And the mere fact that I’m saying that as a possibility speaks to the good work Revolution has done in these early episodes to bring me back around. In the past two weeks, I’ve kept my praise for the show’s improvements measured because I didn’t want to be fooled the same way I was when Danny’s death seemed to upend the status quo. After “Love Story” my early doubts are fading away, as Revolution is proving itself a more assertive and confident entity than it did at any point in its first season. I don’t need every episode to be on this scale of action, but the energy that’s been captured here is one they’d do well to hold onto.


Stray observations:
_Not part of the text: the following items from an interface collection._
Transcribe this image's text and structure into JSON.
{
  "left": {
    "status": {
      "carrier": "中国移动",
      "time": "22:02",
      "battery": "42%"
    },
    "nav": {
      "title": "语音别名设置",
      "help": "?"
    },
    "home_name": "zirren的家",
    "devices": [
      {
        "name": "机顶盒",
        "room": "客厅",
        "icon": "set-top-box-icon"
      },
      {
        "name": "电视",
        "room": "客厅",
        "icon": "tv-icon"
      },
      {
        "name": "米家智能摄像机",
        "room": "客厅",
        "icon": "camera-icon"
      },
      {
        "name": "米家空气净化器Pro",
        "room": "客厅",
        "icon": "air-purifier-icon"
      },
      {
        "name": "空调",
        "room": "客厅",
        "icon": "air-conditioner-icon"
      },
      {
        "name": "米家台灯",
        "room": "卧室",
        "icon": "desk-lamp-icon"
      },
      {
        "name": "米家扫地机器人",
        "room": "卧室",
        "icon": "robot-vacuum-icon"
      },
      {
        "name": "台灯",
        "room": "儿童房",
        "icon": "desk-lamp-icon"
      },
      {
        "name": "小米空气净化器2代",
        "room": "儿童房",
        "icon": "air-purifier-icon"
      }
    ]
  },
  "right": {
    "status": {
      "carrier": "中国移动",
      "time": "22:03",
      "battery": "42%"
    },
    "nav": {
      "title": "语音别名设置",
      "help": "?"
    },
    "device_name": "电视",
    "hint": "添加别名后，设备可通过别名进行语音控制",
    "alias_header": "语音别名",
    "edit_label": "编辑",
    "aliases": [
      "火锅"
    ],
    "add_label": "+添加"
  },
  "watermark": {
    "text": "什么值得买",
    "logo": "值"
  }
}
  • One complaint about the developing narrative: I don’t buy the Miles/Rachel romance to the extent the show wants me to. The writers seem to see a tragic love component to the two, but all I see is two damaged individuals latching onto each other for no reason beyond a shared history. I’ve critiqued the continued use of flashbacks—of which there were none tonight—yet this is another case where they might come in handy given those connections were fairly botched in season one.
  • Also withholding judgment on Aaron and Cynthia’s debate over the nature of his resurrection, given that this is the sort of move that could go wrong in a hurry if Cynthia becomes too preachy or Aaron too defensive. Other than coming back to life Aaron’s remained relatively marginalized this season, though I expect that to be short-term.
  • I hope we haven’t seen the last of the scar-faced parkour expert war clan member, as he left an impression even in his brief appearance. And I hope if he returns they give him a name, as that’s a lot of words to type out.
  • The image of Jessica’s blood-stained wrists is one of the more arresting images Revolution has done to date.
  • Nice callback: Jason’s alias is “Nate,” which is the same name he used way back in the beginning of the show when he was trying to cozy up to Charlie and friends.
  • Neville sure looks happy serving up stew in the chow line. I wonder if it’s slow-cooked to perfection using the old ways.
  • Best frustrated Miles delivery of the night: “Who told you to shoot?”
  • Best scary Neville delivery of the night: “We’ll bleed red, white, and blue until we climb to the top. And then we kill ’em all.”